West Nile virus can cause severe, life-threatening complications, and a Hoyt woman who is struggling to return to some semblance of normal two years after contracting the disease hopes to get that message out to more people.
Susan White was officially diagnosed with West Nile virus in 2016, but the 62-year-old said she apparently first contracted it in September 2015 when she ended up in an area hospital with symptoms that weren’t specific enough to bring about the correct diagnosis.
At that time, medical professionals didn’t always consider West Nile when making a diagnosis, and White said she’s convinced both the medical community and the general public still don’t always tune in to the severe side of the virus.
White and her husband, Paul White, each contracted the severe form of West Nile — called neuroinvasive disease — in the past two years. Paul White had significant health challenges, but they lasted a shorter period of time and he recovered more easily than his wife.
“I was paralyzed. My stomach was paralyzed, my intestines were paralyzed,” she said, adding that the paralysis, listed by the Centers for Disease Control as one of multiple potential severe symptoms, impacted her entire body. White is just grateful that it didn’t affect her diaphragm, which impacts breathing and is one of the reasons some people die when they are affected by neuroinvasive West Nile.
“Until it hits you, you really don’t understand,” White said.
She’s still going to physical therapy and is considered disabled. Her husband is back at work and doing well, she said. His severe symptoms showed up as an all-over body rash and then, when he was on a business trip, such severe confusion that he didn’t know where he was or what he was doing there. Paul White ended up in a Chicago hospital, where he was diagnosed with West Nile virus.
White said in her in-depth studies of West Nile and associated research, it seems that those who suffer with paralysis have the most lingering affects from the disease.
Her journey hasn’t been as easy as her husband’s. For more than a year, she lost control of many muscle functions, unable even to button her clothes.
“For the first year, I actually felt better because everything was numb,” White said. “Then I couldn’t screw in a light bulb; I couldn’t lift my arms. Finally they sent me to an MS (multiple sclerosis) spinal cord therapist.”

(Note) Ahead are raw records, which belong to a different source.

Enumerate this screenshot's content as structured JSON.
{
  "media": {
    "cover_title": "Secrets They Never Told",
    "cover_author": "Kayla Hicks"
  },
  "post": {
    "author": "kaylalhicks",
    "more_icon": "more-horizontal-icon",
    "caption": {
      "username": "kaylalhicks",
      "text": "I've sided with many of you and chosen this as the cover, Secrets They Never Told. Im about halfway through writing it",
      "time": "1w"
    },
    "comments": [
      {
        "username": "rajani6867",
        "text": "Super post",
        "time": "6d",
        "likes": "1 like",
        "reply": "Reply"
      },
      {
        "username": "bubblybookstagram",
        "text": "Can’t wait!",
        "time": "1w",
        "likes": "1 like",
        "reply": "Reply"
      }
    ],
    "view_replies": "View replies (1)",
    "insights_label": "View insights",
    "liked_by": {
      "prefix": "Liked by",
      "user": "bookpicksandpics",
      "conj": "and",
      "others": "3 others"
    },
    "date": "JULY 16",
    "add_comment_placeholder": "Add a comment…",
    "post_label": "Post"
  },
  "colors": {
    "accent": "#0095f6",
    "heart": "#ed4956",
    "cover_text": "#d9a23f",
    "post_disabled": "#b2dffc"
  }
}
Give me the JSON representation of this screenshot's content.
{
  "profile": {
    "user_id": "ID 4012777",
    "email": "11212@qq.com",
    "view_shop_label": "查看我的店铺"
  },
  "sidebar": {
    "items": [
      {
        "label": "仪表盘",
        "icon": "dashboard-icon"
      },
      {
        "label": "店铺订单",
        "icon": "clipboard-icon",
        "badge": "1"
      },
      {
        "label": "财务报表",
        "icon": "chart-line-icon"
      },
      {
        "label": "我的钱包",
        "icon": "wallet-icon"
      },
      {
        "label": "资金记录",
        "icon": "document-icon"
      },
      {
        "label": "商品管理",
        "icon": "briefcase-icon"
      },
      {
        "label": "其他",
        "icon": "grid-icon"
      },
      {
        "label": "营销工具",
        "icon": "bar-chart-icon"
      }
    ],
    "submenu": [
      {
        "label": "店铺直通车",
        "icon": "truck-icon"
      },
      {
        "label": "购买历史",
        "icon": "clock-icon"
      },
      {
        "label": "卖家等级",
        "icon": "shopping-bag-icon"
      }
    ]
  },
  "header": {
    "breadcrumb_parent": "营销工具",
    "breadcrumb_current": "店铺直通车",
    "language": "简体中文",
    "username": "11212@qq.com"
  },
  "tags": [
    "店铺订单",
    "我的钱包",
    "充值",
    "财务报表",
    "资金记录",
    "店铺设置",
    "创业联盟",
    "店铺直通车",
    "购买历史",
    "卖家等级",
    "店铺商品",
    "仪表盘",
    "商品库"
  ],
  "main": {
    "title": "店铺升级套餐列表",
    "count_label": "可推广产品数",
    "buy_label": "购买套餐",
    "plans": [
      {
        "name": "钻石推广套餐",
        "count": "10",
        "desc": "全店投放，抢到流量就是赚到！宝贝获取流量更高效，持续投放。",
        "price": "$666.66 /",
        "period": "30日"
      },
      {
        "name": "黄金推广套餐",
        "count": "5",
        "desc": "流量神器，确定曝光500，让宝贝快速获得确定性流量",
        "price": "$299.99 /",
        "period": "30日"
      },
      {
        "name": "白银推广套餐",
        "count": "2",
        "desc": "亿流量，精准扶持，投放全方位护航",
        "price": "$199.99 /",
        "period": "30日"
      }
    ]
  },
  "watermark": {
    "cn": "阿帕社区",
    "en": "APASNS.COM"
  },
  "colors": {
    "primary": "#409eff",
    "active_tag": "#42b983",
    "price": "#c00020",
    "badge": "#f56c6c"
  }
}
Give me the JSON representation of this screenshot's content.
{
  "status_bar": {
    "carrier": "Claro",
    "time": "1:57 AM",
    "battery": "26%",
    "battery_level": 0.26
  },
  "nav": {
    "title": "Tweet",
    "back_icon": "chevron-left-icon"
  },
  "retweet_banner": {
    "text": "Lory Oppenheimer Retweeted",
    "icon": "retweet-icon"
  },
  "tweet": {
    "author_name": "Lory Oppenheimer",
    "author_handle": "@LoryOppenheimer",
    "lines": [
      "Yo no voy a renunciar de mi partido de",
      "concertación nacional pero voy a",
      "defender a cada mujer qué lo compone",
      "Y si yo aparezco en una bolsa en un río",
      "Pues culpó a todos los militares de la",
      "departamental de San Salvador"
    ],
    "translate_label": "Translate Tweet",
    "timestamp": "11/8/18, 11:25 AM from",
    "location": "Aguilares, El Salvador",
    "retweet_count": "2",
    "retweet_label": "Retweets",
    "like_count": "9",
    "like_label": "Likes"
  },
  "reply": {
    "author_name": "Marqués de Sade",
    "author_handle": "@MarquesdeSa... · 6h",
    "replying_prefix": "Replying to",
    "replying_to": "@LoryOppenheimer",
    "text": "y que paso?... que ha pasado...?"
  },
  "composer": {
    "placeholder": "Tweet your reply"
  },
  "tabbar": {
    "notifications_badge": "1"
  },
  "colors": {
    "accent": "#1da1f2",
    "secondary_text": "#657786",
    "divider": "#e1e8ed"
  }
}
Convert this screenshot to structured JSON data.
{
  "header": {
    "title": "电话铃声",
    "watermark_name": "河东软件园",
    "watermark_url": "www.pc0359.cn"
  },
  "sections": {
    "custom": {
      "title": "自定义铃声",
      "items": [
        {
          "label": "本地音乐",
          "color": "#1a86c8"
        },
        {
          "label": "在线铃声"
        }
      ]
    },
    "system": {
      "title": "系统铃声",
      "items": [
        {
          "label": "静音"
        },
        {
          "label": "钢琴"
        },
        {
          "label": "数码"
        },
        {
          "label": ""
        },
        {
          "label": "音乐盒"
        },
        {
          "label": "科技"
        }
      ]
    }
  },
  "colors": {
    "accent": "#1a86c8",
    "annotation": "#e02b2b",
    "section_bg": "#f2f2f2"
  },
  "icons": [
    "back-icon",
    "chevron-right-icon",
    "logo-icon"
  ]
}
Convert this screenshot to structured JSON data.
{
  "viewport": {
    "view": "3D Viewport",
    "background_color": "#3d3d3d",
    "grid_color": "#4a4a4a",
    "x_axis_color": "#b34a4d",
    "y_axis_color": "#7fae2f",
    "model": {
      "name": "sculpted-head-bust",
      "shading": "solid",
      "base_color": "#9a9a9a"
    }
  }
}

That treatment has helped White to understand what she’s going through, and she’s doing therapy to rebuild her muscles. Although she jokes about losing so much body mass and being “scrawny,” White carefully backs away from any photographs.
Still, she’s grateful every day to still be in the fight.
“If you give up, you die,” she said. “”Every day’s a gift to me.”
Along with getting well, White fights to get people to understand that West Nile virus can be serious. That’s also the goal of the Shawnee County Health Department, which released information on Wednesday that the number of West Nile virus cases is up by one this year with weeks still left in the mosquito season.
Four cases of West Nile virus have been reported in Shawnee County in 2017, and at least one of the cases resulted in severe disease. According to the CDC, Kansas has reported 14 West Nile virus cases through October, with five of those severe disease.
Although 2017 shows Shawnee County up by just one West Nile virus case, Craig Barnes, spokesman for the Shawnee County Health Department, said the agency wanted to use the opportunity to remind people to be careful.
“When we see an increase, that’s when we’ll make sure we get out that public notice to the community so they can start taking steps as much as they possibly can to prevent the spread of that disease and the contraction of that disease,” he said.
Most people who contract West Nile virus, or about eight out of 10, have no symptoms, but severe disease occurs in one in 150 cases, according to the Centers for Disease Control.
Symptoms of neuroinvasive illness include high fever, headache, neck stiffness, stupor, disorientation, coma, tremors, convulsions, muscle weakness, vision loss, numbness and paralysis, the CDC said. About one in 10 of those who develop severe illness die.
White has to refrain from stopping people working outside to tell them to cover up and use appropriate bug sprays, those that are approved by the Environmental Protection Agency and contain Deet-type chemicals.
“I wear shirts all the time, and people will come up and ask me about it,” she said. “I tell them just be careful. Don’t go out at dawn and dusk. Spray yourself. I protect myself now, even though I’m supposed to be immune.”
To prevent mosquito bites, the health agency recommends:
- Use an Environmental Protection Agency (EPA) approved insect repellent
- Wear long-sleeved shirts and long pants
- Stay inside
- Limit your time outside at dawn and dusk when mosquitoes are most active
- The agency also encourages people to dump any standing water around their property, as those create mosquito breeding grounds.